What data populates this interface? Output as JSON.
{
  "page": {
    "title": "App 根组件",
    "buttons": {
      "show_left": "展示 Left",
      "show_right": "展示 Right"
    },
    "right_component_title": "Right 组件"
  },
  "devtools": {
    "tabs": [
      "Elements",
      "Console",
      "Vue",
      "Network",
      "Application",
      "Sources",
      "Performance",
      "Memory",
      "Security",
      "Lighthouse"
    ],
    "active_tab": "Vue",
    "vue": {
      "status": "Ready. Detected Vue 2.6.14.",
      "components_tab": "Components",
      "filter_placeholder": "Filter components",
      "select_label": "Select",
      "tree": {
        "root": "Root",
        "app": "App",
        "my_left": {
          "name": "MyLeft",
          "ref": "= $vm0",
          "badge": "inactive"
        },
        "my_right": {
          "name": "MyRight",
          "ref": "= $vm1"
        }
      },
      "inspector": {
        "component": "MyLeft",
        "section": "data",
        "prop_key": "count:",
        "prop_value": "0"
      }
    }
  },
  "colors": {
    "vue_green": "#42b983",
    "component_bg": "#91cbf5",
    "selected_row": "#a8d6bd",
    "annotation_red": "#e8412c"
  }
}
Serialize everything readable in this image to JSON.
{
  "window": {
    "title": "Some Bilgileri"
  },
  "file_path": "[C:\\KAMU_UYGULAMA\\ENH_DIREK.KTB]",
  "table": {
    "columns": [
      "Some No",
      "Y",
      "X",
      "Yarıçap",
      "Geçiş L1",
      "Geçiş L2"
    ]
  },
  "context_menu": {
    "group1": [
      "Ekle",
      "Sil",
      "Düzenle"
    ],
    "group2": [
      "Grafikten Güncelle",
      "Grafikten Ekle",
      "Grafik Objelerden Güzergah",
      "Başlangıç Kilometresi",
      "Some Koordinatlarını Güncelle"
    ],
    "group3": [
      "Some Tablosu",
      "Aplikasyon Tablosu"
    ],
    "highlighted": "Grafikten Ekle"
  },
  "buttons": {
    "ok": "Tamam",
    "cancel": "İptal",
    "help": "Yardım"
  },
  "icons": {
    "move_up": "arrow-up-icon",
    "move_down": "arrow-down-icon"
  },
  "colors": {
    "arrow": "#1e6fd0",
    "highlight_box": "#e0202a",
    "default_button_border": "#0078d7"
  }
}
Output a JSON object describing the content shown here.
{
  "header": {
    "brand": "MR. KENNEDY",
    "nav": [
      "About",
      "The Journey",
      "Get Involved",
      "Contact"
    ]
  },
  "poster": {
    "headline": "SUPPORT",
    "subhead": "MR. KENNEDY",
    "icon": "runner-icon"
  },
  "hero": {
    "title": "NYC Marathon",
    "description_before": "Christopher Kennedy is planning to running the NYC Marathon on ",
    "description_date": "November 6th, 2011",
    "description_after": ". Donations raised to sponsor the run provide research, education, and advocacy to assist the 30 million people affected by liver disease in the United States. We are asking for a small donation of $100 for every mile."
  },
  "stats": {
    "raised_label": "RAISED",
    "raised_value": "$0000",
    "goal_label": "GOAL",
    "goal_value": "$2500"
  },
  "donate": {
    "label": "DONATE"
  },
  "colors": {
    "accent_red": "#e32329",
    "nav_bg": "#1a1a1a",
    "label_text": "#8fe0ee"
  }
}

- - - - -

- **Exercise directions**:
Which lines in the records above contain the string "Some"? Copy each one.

- **Worked solution**:
    "title": "Some Bilgileri"
      "Some No",
      "Some Koordinatlarını Güncelle"
      "Some Tablosu",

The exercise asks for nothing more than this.